** Exercise materials **
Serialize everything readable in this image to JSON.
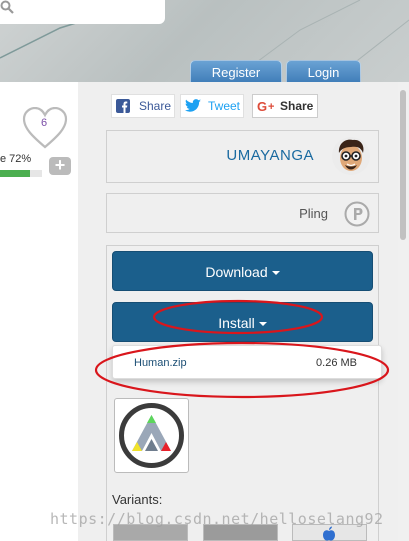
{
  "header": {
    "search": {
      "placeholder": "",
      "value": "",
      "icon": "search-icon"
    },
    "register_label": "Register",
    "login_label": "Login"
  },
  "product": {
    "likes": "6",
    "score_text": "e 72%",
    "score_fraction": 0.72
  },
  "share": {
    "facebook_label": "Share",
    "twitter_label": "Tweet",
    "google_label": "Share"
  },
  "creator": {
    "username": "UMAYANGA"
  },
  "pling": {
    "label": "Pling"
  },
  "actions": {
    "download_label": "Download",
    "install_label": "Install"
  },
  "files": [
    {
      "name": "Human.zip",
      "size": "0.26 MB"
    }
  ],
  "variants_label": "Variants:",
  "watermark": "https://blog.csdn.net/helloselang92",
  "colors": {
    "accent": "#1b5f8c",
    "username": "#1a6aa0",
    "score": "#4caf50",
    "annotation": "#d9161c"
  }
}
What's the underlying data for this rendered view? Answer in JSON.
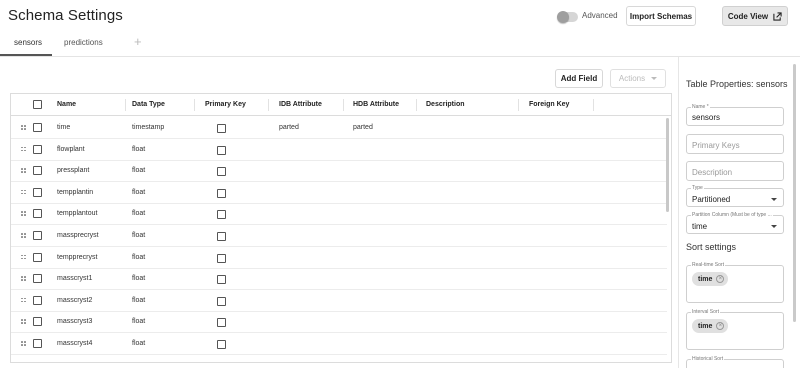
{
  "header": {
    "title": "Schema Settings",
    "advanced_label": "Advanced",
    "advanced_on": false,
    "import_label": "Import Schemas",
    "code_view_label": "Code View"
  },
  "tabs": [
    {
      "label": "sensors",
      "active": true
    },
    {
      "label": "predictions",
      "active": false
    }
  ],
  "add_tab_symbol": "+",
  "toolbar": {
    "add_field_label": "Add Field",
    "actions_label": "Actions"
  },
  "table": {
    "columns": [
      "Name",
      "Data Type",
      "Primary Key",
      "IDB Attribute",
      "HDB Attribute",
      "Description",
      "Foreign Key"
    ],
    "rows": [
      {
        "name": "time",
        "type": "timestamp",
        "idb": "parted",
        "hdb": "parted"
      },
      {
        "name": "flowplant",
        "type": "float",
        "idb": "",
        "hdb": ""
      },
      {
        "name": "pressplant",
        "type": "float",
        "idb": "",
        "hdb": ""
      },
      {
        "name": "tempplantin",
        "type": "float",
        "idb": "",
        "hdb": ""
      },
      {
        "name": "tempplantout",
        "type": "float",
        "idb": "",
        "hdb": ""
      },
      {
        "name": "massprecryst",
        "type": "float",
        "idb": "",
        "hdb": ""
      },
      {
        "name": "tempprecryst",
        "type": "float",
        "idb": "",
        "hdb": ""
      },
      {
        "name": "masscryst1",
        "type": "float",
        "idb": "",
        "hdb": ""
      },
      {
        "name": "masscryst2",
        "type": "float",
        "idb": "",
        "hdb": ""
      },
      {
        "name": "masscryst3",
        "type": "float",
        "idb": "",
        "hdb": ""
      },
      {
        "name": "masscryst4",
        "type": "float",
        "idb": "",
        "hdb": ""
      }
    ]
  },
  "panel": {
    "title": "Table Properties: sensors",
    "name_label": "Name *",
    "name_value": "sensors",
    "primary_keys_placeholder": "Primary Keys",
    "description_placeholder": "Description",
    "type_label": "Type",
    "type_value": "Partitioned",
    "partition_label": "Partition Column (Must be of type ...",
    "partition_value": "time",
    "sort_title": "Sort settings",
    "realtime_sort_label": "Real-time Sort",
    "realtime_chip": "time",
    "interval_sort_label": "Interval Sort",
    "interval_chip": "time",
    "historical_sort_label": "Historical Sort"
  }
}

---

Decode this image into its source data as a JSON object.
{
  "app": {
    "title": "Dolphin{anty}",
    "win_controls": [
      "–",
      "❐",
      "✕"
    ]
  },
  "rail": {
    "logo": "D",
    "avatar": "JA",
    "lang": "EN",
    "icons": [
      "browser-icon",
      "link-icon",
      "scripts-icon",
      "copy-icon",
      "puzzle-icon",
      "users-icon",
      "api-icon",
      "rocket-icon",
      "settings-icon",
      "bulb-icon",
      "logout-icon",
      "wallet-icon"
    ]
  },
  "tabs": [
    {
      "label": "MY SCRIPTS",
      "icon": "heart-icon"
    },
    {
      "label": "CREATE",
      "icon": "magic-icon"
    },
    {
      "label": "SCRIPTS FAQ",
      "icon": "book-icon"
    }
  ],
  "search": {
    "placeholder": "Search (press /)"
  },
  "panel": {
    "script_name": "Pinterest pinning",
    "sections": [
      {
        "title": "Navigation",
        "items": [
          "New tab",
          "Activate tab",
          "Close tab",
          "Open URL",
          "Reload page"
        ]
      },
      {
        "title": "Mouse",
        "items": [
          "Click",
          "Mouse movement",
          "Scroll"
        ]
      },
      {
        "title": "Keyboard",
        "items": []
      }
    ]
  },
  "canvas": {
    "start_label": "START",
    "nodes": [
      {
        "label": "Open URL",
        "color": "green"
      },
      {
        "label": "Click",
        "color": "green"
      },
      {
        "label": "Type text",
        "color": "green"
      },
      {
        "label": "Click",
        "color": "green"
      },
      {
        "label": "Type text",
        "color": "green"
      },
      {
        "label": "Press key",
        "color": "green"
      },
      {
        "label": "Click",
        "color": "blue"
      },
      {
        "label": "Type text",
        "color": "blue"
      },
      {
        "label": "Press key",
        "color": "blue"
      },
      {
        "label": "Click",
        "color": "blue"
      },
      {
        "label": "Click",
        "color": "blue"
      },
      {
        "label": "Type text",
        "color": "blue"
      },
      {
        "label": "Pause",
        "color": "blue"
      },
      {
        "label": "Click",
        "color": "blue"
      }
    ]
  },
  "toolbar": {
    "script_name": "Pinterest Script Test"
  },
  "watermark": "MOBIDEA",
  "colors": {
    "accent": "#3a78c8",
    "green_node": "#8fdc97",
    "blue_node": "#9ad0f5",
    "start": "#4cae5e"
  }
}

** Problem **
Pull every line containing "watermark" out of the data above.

** Answer section **
  "watermark": "https://blog.csdn.net/helloselang92",
  "watermark": "MOBIDEA",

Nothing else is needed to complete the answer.